[[ EXTRACTED DATA open ]]

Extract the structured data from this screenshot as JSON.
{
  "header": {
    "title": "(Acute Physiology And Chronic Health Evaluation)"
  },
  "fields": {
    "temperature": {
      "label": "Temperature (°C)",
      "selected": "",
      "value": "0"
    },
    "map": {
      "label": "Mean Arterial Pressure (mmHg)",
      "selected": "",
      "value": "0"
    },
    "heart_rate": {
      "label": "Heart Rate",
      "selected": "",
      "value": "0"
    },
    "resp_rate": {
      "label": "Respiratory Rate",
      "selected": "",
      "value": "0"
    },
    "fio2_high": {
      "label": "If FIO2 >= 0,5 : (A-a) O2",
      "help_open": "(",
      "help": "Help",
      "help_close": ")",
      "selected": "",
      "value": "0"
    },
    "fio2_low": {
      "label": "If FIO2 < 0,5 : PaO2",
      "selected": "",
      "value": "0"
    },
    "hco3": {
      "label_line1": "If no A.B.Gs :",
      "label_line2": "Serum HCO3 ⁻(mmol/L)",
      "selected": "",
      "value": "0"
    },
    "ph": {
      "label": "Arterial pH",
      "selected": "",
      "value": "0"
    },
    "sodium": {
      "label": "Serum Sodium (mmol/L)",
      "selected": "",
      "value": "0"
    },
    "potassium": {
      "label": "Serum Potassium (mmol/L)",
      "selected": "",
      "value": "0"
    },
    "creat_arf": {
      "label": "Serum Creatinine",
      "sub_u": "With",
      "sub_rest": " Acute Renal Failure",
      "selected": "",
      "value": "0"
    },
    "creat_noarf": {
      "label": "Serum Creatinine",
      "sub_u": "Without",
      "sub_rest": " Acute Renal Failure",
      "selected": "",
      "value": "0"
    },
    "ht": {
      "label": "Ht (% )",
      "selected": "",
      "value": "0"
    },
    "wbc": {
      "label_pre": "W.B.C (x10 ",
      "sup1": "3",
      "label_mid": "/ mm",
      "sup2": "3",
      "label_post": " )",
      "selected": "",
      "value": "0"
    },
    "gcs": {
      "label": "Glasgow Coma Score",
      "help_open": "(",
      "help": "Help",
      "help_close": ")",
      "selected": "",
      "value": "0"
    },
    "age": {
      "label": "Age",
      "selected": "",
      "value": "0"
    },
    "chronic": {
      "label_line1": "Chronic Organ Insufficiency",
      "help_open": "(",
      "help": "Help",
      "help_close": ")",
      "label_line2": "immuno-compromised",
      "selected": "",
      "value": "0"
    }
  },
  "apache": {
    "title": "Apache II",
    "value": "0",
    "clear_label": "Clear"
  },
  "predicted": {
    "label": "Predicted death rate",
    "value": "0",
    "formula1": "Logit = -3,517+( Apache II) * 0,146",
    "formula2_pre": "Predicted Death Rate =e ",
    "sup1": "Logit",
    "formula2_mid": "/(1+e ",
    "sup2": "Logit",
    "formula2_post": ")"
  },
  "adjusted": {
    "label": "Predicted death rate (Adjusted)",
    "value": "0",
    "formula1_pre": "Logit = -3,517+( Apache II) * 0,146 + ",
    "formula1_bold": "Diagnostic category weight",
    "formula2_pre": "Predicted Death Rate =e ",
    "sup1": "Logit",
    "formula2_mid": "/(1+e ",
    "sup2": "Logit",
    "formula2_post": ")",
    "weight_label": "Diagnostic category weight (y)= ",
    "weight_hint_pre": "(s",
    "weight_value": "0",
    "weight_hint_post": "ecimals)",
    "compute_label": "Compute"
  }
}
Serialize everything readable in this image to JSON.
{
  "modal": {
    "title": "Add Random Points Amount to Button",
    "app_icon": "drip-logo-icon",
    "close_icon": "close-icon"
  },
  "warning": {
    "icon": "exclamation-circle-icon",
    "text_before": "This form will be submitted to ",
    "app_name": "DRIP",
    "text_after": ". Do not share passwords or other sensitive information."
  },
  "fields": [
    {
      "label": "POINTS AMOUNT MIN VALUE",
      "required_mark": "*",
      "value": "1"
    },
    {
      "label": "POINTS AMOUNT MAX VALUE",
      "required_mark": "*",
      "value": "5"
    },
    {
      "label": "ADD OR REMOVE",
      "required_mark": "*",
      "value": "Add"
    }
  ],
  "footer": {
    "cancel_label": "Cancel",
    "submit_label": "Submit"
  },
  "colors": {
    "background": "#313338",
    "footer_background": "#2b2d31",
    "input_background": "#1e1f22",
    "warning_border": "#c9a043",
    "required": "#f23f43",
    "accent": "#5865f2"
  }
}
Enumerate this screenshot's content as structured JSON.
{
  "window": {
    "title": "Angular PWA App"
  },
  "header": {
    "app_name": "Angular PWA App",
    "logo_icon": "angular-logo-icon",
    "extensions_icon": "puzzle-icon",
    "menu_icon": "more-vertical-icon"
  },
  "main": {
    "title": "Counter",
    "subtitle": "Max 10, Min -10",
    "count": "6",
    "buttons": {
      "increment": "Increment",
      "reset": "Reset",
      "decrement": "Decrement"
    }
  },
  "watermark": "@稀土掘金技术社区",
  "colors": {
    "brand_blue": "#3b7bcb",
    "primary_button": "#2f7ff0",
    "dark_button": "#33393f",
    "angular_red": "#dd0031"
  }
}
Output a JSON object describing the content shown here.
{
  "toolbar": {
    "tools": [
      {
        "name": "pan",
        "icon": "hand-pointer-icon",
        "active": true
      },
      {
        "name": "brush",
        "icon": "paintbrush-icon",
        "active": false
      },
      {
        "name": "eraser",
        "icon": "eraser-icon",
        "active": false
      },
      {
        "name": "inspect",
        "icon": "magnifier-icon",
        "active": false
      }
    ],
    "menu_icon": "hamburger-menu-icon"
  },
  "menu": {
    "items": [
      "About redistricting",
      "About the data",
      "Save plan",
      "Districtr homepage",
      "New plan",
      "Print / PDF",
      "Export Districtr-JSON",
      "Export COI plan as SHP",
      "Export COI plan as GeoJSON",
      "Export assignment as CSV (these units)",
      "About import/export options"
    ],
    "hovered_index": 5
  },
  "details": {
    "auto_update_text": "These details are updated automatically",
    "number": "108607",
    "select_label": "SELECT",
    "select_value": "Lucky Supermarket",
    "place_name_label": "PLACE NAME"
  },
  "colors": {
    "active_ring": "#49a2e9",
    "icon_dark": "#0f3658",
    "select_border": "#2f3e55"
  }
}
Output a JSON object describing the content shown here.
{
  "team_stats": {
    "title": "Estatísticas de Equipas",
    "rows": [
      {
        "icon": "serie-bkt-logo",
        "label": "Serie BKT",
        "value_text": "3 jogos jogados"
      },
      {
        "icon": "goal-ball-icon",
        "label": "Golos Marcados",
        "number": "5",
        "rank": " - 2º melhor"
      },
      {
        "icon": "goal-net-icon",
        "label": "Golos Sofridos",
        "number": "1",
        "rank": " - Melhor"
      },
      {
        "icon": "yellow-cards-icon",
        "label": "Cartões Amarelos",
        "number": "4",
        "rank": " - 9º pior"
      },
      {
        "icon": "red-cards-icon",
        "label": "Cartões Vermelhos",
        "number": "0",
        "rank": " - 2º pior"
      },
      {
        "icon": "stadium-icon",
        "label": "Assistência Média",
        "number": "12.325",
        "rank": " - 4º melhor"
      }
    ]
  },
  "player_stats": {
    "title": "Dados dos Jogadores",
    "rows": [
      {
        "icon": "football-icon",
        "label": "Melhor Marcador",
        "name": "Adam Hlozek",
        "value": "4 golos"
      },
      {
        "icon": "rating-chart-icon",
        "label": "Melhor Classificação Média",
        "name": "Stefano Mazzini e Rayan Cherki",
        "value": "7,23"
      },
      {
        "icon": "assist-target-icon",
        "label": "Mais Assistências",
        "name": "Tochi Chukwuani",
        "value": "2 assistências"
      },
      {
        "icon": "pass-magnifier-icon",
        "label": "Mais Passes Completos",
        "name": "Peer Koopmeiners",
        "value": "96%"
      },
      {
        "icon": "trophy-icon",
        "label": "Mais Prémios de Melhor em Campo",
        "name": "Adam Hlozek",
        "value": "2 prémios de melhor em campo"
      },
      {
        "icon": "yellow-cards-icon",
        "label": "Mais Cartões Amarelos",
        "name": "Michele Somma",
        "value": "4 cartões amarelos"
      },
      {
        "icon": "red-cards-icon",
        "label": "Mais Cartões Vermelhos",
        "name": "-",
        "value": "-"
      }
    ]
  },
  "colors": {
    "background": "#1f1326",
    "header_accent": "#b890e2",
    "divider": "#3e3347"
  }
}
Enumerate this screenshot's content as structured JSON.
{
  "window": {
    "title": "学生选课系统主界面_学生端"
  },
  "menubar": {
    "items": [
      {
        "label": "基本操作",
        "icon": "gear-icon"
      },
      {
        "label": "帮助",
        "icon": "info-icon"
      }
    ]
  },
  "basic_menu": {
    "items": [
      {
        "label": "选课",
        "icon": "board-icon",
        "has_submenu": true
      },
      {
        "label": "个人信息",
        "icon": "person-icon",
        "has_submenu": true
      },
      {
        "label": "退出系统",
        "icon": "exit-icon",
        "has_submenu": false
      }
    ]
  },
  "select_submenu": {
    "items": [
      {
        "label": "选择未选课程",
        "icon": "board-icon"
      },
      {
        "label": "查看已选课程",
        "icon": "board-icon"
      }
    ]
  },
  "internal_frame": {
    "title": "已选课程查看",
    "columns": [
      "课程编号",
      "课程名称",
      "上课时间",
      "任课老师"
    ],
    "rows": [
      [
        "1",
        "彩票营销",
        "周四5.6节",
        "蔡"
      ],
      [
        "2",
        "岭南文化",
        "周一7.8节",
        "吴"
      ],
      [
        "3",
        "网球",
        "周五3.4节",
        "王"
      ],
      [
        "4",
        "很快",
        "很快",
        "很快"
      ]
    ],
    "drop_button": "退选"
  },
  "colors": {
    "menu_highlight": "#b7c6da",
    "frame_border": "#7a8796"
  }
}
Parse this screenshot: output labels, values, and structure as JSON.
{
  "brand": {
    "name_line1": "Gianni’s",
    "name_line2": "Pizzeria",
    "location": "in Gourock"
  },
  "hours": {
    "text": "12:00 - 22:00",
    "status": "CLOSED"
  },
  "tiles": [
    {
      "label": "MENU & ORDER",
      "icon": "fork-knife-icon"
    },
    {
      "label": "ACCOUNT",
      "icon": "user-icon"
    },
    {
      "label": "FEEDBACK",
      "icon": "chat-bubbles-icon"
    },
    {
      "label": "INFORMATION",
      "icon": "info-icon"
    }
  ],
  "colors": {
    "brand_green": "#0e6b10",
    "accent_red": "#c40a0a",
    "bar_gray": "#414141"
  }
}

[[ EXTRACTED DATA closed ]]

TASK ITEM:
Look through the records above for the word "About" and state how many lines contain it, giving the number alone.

FINAL ANSWER:
3